_MATERIALS PROVIDED_
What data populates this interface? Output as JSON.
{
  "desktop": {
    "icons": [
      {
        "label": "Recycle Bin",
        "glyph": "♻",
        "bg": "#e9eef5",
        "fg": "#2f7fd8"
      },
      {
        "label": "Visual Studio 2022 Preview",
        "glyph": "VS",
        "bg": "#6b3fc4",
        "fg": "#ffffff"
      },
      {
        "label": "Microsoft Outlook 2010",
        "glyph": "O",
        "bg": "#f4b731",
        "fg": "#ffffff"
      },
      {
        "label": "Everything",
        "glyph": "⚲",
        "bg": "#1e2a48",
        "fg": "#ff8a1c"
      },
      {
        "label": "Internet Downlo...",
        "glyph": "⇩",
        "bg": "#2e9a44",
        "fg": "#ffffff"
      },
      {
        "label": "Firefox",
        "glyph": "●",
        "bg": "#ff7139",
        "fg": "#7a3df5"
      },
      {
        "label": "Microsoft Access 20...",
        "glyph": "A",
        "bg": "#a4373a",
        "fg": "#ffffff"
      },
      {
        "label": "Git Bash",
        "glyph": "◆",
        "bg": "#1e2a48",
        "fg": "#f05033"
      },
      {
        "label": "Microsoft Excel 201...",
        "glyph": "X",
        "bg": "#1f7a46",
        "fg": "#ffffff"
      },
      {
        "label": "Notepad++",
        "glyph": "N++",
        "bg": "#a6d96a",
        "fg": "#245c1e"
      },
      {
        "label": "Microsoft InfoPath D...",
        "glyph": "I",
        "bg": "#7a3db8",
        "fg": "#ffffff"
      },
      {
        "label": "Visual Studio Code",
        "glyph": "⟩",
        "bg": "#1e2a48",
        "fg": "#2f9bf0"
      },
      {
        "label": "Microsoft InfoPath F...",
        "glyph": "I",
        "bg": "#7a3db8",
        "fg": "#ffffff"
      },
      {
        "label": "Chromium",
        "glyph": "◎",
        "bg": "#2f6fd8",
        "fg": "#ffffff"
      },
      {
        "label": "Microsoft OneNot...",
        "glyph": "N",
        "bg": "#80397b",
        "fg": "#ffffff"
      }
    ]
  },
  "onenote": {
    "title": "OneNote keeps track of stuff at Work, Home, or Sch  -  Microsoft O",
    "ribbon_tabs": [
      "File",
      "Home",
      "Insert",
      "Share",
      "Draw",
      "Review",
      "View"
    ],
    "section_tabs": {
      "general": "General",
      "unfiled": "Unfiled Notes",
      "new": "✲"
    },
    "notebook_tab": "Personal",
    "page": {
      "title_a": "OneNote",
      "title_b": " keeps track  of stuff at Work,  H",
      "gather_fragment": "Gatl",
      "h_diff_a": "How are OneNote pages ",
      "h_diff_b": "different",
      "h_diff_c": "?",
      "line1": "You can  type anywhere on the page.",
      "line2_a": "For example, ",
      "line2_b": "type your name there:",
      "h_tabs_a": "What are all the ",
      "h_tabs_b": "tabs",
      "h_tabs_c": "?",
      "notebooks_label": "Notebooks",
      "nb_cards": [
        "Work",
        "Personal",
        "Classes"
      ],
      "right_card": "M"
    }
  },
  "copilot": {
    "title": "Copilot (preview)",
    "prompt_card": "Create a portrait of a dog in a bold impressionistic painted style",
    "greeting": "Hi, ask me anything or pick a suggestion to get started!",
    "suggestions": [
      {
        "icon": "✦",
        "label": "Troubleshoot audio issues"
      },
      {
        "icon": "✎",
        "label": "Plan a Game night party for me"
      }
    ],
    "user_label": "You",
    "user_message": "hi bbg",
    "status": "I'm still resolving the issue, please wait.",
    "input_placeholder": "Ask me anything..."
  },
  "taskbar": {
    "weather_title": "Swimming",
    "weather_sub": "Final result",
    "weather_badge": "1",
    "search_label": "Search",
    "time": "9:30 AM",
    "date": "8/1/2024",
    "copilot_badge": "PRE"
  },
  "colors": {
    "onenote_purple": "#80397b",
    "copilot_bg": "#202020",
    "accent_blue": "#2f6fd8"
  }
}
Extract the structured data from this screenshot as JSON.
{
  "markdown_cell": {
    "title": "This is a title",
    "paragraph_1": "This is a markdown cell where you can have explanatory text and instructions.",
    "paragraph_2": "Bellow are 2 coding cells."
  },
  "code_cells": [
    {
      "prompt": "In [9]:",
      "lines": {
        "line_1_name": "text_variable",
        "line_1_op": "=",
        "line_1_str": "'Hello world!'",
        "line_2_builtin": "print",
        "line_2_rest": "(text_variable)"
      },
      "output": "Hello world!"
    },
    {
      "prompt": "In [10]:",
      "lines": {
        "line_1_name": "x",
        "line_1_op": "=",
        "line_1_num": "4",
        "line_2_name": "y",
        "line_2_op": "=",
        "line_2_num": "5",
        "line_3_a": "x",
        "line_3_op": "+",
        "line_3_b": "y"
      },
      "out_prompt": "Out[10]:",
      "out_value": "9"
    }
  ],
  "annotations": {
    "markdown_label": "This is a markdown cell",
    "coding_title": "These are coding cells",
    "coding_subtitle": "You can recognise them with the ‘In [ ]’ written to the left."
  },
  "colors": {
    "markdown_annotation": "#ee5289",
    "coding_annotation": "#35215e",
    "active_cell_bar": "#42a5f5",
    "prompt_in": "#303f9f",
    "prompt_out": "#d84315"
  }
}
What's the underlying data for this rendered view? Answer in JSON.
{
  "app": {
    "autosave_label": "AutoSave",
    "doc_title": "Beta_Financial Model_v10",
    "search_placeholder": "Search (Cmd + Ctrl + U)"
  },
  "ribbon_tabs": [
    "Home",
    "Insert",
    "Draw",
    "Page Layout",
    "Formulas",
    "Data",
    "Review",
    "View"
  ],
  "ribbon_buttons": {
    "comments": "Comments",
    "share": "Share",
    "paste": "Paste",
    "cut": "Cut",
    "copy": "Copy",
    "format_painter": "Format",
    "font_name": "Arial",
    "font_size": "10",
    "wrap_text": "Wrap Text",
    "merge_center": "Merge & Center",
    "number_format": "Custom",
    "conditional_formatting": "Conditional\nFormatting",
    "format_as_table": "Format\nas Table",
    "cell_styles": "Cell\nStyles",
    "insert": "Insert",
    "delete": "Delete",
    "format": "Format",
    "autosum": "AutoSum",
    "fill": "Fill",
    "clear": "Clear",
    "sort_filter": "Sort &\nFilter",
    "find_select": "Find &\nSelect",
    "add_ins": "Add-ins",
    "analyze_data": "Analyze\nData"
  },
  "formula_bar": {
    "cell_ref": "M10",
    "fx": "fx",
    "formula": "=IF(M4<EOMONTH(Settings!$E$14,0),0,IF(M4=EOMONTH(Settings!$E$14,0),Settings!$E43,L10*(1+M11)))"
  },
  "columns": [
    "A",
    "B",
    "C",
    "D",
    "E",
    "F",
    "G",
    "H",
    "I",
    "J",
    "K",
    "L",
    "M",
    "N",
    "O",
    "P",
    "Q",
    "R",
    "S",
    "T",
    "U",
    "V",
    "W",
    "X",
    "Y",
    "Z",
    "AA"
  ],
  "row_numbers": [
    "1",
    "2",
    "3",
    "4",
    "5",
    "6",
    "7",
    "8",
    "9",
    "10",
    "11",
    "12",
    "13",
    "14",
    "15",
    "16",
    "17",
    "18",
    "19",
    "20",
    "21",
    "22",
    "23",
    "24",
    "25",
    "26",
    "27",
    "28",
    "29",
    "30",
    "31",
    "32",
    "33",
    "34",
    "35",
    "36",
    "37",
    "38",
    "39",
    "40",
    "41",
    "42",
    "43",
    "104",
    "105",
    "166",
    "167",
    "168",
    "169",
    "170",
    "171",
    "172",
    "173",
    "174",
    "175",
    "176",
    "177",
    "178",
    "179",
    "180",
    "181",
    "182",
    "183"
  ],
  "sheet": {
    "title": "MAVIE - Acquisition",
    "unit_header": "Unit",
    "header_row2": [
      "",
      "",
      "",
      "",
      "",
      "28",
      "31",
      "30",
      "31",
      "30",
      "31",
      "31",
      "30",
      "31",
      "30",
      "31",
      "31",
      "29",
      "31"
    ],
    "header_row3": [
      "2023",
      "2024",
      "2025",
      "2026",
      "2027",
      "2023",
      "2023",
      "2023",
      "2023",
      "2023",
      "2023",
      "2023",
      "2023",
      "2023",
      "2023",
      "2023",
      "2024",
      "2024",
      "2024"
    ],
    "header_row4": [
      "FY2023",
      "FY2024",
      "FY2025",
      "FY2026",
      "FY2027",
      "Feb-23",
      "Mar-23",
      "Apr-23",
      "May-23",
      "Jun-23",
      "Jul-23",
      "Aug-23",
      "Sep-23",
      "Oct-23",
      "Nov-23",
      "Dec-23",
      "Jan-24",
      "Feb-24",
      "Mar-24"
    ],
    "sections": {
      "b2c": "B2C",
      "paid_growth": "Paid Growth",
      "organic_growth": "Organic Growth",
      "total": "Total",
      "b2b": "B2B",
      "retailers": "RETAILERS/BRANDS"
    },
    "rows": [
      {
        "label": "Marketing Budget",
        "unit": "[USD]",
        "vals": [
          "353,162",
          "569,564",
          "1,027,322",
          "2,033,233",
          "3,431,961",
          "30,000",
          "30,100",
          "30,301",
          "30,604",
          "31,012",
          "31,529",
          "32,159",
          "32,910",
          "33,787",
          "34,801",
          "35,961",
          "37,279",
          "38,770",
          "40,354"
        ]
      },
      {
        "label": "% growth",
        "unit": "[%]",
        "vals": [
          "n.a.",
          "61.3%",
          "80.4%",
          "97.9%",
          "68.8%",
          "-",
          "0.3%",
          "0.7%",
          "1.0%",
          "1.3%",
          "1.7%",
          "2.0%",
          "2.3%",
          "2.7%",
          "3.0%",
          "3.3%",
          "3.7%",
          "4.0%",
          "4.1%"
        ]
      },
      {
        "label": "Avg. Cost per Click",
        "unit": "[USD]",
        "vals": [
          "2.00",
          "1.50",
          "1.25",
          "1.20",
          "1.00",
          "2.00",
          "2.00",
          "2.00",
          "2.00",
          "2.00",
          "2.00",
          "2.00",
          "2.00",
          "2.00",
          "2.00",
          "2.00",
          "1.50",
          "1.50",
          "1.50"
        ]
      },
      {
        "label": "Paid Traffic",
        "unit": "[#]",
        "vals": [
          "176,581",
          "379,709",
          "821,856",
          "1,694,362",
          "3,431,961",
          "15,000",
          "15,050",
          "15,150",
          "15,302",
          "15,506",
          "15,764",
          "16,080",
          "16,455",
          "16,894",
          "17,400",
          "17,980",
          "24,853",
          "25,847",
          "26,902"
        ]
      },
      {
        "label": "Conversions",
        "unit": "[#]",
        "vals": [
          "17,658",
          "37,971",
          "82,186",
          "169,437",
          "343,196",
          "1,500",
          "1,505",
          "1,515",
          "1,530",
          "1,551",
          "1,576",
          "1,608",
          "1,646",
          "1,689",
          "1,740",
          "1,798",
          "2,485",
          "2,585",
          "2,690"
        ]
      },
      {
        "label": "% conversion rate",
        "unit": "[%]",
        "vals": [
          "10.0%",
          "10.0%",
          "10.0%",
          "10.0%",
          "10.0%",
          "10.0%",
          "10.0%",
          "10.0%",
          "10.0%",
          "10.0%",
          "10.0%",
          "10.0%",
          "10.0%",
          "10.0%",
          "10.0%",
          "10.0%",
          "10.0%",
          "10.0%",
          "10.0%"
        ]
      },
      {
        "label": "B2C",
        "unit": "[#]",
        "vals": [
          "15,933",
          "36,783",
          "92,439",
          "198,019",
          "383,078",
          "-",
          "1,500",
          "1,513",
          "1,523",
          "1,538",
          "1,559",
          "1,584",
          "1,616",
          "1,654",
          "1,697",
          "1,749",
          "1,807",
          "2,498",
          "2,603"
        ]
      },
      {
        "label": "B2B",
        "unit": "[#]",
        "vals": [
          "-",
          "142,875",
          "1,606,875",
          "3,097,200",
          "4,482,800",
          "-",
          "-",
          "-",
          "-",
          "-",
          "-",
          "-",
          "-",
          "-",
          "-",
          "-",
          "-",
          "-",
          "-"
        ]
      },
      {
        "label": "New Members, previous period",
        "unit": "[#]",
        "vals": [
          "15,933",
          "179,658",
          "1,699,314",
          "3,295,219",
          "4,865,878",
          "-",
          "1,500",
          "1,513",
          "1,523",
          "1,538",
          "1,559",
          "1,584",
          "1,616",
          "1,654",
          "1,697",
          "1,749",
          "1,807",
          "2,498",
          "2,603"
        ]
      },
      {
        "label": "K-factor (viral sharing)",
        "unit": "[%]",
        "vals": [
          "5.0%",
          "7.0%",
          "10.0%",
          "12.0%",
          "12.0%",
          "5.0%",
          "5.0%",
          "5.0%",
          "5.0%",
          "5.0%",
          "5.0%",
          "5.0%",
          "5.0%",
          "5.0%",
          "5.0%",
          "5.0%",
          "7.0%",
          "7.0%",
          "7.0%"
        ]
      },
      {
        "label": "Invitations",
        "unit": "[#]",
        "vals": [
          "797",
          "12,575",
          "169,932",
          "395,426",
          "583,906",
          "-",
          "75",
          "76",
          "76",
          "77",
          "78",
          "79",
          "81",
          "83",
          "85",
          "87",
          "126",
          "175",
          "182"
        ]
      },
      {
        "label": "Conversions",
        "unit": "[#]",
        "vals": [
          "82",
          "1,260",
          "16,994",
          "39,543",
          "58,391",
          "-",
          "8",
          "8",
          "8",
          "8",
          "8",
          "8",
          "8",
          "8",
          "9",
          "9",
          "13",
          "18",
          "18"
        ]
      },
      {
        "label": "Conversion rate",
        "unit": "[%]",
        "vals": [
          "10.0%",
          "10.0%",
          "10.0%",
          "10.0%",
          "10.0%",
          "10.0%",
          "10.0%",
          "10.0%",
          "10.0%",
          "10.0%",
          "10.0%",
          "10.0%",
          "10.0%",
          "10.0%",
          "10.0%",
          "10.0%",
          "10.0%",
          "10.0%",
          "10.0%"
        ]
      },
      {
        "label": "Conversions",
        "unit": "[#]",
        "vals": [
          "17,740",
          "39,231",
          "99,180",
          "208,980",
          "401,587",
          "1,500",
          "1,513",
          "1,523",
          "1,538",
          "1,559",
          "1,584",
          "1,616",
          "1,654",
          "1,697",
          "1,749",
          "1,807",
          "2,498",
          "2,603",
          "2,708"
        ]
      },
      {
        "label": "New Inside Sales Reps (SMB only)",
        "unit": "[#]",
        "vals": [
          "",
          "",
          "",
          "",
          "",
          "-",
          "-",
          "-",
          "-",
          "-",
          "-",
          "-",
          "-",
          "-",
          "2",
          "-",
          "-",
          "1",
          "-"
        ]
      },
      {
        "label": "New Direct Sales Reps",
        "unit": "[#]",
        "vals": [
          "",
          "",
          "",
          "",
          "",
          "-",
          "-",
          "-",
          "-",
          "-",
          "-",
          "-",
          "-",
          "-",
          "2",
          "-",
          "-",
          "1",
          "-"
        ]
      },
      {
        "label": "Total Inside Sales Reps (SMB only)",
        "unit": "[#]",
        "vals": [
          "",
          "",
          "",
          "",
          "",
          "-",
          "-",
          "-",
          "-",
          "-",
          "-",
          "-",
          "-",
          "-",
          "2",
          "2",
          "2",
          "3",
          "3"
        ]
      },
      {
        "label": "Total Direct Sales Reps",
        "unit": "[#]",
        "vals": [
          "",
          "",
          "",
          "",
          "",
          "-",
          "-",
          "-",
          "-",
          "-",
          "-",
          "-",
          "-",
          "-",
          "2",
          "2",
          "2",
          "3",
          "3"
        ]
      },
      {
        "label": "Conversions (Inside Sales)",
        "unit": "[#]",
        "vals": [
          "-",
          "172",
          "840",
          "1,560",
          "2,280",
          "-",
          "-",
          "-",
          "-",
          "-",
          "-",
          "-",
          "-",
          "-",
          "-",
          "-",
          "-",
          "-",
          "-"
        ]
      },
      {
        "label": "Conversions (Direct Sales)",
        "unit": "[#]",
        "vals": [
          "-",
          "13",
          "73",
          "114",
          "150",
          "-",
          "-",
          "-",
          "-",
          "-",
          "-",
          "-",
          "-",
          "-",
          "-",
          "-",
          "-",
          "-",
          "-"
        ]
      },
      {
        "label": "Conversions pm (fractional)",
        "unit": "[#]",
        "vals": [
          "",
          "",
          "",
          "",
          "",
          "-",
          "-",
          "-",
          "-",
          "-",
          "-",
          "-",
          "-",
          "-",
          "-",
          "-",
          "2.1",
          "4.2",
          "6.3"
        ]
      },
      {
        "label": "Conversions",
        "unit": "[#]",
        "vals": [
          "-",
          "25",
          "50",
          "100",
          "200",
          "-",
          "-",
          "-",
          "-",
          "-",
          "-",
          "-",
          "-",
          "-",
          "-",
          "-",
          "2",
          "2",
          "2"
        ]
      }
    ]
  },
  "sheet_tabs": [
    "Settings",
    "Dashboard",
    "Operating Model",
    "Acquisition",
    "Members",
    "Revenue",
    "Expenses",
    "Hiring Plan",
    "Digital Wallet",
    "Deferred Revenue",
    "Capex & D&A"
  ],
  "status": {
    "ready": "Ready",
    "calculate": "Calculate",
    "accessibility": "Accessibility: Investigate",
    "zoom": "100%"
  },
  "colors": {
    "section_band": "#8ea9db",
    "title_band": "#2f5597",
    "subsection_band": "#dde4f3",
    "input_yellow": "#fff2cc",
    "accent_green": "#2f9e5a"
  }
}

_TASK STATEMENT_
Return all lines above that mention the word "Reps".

_ANSWER BELOW_
        "label": "New Inside Sales Reps (SMB only)",
        "label": "New Direct Sales Reps",
        "label": "Total Inside Sales Reps (SMB only)",
        "label": "Total Direct Sales Reps",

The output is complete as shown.